Frank: Coming up Sunday is something you care
about and I don't—the NBA All-Star Game.
Artie: I really dig the whole All-Star Weekend thing. The dunking, three-point, and skills contests; the rookie-sophomore game; and the big game itself. I love to watch those guys free-wheel it!
Frank: So how do you feel about Andrew Bogut, averaging a double-double and leading the league in shot-blocking, being left off the Eastern Conference team?
Artie: It's a disappointment, sure, but you've got to be realistic. The Bucks have played so crappy that he’s not getting the recognition. It's always gonna be tough for a guy on a losing club to make an all-star team that only goes 12-deep.
Frank: I was thinking, why not emulate baseball and require at least one guy from each team? But that would put each conference at 15, and of course there are plenty of teams with more than one elite player.
Artie: Yeah, and I don't want to see Kobe or D-Wade playing only 10 minutes because they've gotta use 18 guys.
Frank: Also Sunday there's the Daytona 500,
another event only one of us is into. NASCAR has simplified its scoring system,
basically making each spot in the finishing order worth one point more than the
next spot, and with a few more points available for winning the race and
leading laps. As the Gearhead in our operation, do you like it?
Artie: I guess, but the only way this means anything is if the racing gets better. The last two or three years, I don't watch it much because it's so boring.
Frank: Because of all the crackups and yellow flags and restarts?
Artie: That's part of it, but all that stuff is happening without there being a lot of passing on the track. Maybe the last 20 or 25 laps you get some real racing, but mostly it's endurance. The cars are so generic that there's no excitement.
Frank: I've heard some talk about how races should be shorter. Like maybe the Daytona 325?
Artie: Shorter would be good, except that shorter would mean less time to drink beer.
Frank: Well, it sure seems like the races go on forever. Didn't they shift some rules last year to try to make things more exciting?
Artie: They tinkered a bit, but it didn't do much.
Frank: The University of Texas and ESPN just made
a deal to produce an "all-UT, all the time" network. It’s worth $300
million over 20 years.
Artie: Texas has a lot of people and I suppose they'll want to see all that burnt orange. But I can't see anyone outside of Texas having much interest in this.
Frank: But it sure is interesting. Sports Illustrated had a piece saying, "Don't think this will start a big trend because there aren't many universities like Texas," but how about USC wanting to do it? How about Ohio State, although that might not jibe with the Big Ten Network. How about Alabama or Florida wanting to do it?
Artie: Now you're really talking must-miss TV.
Frank: It's just more evidence that these athletic departments are corporations that happen to be affiliated with universities, and they exist to make money—not for the schools, but to perpetuate themselves.
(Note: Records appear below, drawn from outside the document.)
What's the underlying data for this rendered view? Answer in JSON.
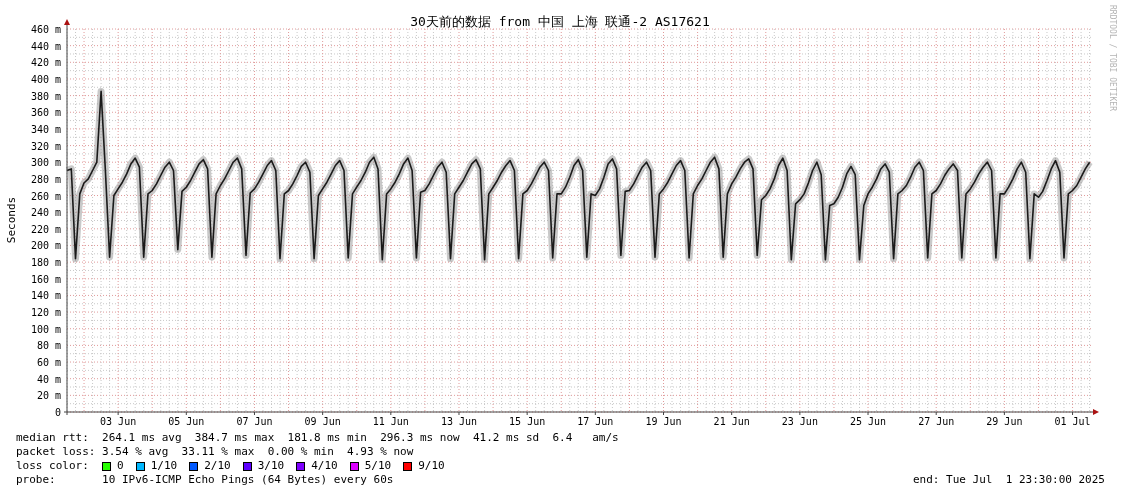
{
  "chart": {
    "side_label": "RRDTOOL / TOBI OETIKER",
    "chart_data": {
      "type": "line",
      "title": "30天前的数据 from 中国 上海 联通-2 AS17621",
      "ylabel": "Seconds",
      "categories": [
        null,
        null,
        null,
        null,
        null,
        null,
        null,
        null,
        null,
        null,
        null,
        null,
        "03 Jun",
        null,
        null,
        null,
        null,
        null,
        null,
        null,
        null,
        null,
        null,
        null,
        null,
        null,
        null,
        null,
        "05 Jun",
        null,
        null,
        null,
        null,
        null,
        null,
        null,
        null,
        null,
        null,
        null,
        null,
        null,
        null,
        null,
        "07 Jun",
        null,
        null,
        null,
        null,
        null,
        null,
        null,
        null,
        null,
        null,
        null,
        null,
        null,
        null,
        null,
        "09 Jun",
        null,
        null,
        null,
        null,
        null,
        null,
        null,
        null,
        null,
        null,
        null,
        null,
        null,
        null,
        null,
        "11 Jun",
        null,
        null,
        null,
        null,
        null,
        null,
        null,
        null,
        null,
        null,
        null,
        null,
        null,
        null,
        null,
        "13 Jun",
        null,
        null,
        null,
        null,
        null,
        null,
        null,
        null,
        null,
        null,
        null,
        null,
        null,
        null,
        null,
        "15 Jun",
        null,
        null,
        null,
        null,
        null,
        null,
        null,
        null,
        null,
        null,
        null,
        null,
        null,
        null,
        null,
        "17 Jun",
        null,
        null,
        null,
        null,
        null,
        null,
        null,
        null,
        null,
        null,
        null,
        null,
        null,
        null,
        null,
        "19 Jun",
        null,
        null,
        null,
        null,
        null,
        null,
        null,
        null,
        null,
        null,
        null,
        null,
        null,
        null,
        null,
        "21 Jun",
        null,
        null,
        null,
        null,
        null,
        null,
        null,
        null,
        null,
        null,
        null,
        null,
        null,
        null,
        null,
        "23 Jun",
        null,
        null,
        null,
        null,
        null,
        null,
        null,
        null,
        null,
        null,
        null,
        null,
        null,
        null,
        null,
        "25 Jun",
        null,
        null,
        null,
        null,
        null,
        null,
        null,
        null,
        null,
        null,
        null,
        null,
        null,
        null,
        null,
        "27 Jun",
        null,
        null,
        null,
        null,
        null,
        null,
        null,
        null,
        null,
        null,
        null,
        null,
        null,
        null,
        null,
        "29 Jun",
        null,
        null,
        null,
        null,
        null,
        null,
        null,
        null,
        null,
        null,
        null,
        null,
        null,
        null,
        null,
        "01 Jul",
        null,
        null,
        null,
        null
      ],
      "series": [
        {
          "color": "#1a1a1a",
          "values": [
            290,
            292,
            184,
            262,
            275,
            280,
            290,
            300,
            385,
            292,
            186,
            260,
            268,
            276,
            286,
            298,
            305,
            294,
            186,
            262,
            266,
            274,
            284,
            294,
            300,
            290,
            195,
            265,
            270,
            278,
            288,
            298,
            303,
            292,
            186,
            262,
            272,
            280,
            290,
            300,
            305,
            292,
            188,
            263,
            268,
            276,
            286,
            296,
            302,
            290,
            184,
            262,
            266,
            274,
            284,
            295,
            300,
            288,
            184,
            260,
            268,
            276,
            286,
            296,
            302,
            290,
            185,
            262,
            270,
            278,
            288,
            300,
            306,
            292,
            183,
            262,
            268,
            276,
            286,
            298,
            305,
            290,
            185,
            264,
            266,
            274,
            284,
            294,
            300,
            288,
            184,
            262,
            270,
            278,
            288,
            298,
            303,
            292,
            183,
            262,
            270,
            278,
            288,
            296,
            302,
            290,
            184,
            262,
            266,
            274,
            284,
            294,
            300,
            290,
            185,
            262,
            262,
            270,
            282,
            296,
            303,
            290,
            186,
            262,
            260,
            268,
            282,
            298,
            304,
            292,
            188,
            265,
            266,
            274,
            284,
            294,
            300,
            290,
            186,
            262,
            268,
            276,
            286,
            296,
            302,
            290,
            185,
            262,
            272,
            280,
            290,
            300,
            306,
            292,
            186,
            262,
            274,
            282,
            292,
            300,
            304,
            292,
            188,
            255,
            260,
            268,
            280,
            296,
            305,
            290,
            183,
            250,
            255,
            262,
            275,
            290,
            300,
            285,
            183,
            248,
            250,
            258,
            270,
            286,
            295,
            285,
            183,
            248,
            262,
            270,
            280,
            292,
            298,
            288,
            184,
            262,
            266,
            272,
            282,
            294,
            300,
            290,
            185,
            262,
            266,
            274,
            284,
            292,
            298,
            290,
            185,
            262,
            268,
            276,
            286,
            294,
            300,
            290,
            185,
            262,
            262,
            270,
            280,
            292,
            300,
            288,
            184,
            262,
            258,
            265,
            278,
            292,
            302,
            288,
            185,
            262,
            266,
            272,
            282,
            292,
            300
          ]
        }
      ],
      "ylim": [
        0,
        460
      ],
      "grid": true,
      "yticks": [
        {
          "value": 0,
          "label": "0"
        },
        {
          "value": 20,
          "label": "20 m"
        },
        {
          "value": 40,
          "label": "40 m"
        },
        {
          "value": 60,
          "label": "60 m"
        },
        {
          "value": 80,
          "label": "80 m"
        },
        {
          "value": 100,
          "label": "100 m"
        },
        {
          "value": 120,
          "label": "120 m"
        },
        {
          "value": 140,
          "label": "140 m"
        },
        {
          "value": 160,
          "label": "160 m"
        },
        {
          "value": 180,
          "label": "180 m"
        },
        {
          "value": 200,
          "label": "200 m"
        },
        {
          "value": 220,
          "label": "220 m"
        },
        {
          "value": 240,
          "label": "240 m"
        },
        {
          "value": 260,
          "label": "260 m"
        },
        {
          "value": 280,
          "label": "280 m"
        },
        {
          "value": 300,
          "label": "300 m"
        },
        {
          "value": 320,
          "label": "320 m"
        },
        {
          "value": 340,
          "label": "340 m"
        },
        {
          "value": 360,
          "label": "360 m"
        },
        {
          "value": 380,
          "label": "380 m"
        },
        {
          "value": 400,
          "label": "400 m"
        },
        {
          "value": 420,
          "label": "420 m"
        },
        {
          "value": 440,
          "label": "440 m"
        },
        {
          "value": 460,
          "label": "460 m"
        }
      ]
    }
  },
  "legend": {
    "median_rtt": {
      "label": "median rtt:",
      "text": "264.1 ms avg  384.7 ms max  181.8 ms min  296.3 ms now  41.2 ms sd  6.4   am/s"
    },
    "packet_loss": {
      "label": "packet loss:",
      "text": "3.54 % avg  33.11 % max  0.00 % min  4.93 % now"
    },
    "loss_color": {
      "label": "loss color:",
      "items": [
        {
          "label": "0",
          "color": "#26ff00"
        },
        {
          "label": "1/10",
          "color": "#00b8ff"
        },
        {
          "label": "2/10",
          "color": "#0059ff"
        },
        {
          "label": "3/10",
          "color": "#5e00ff"
        },
        {
          "label": "4/10",
          "color": "#7e00ff"
        },
        {
          "label": "5/10",
          "color": "#dd00ff"
        },
        {
          "label": "9/10",
          "color": "#ff0000"
        }
      ]
    },
    "probe": {
      "label": "probe:",
      "text": "10 IPv6-ICMP Echo Pings (64 Bytes) every 60s"
    },
    "end": "end: Tue Jul  1 23:30:00 2025"
  }
}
They have a product to sell, and they do it for the highest price they can get.
Artie: So just drop the facade and start paying the players. Officially, that is.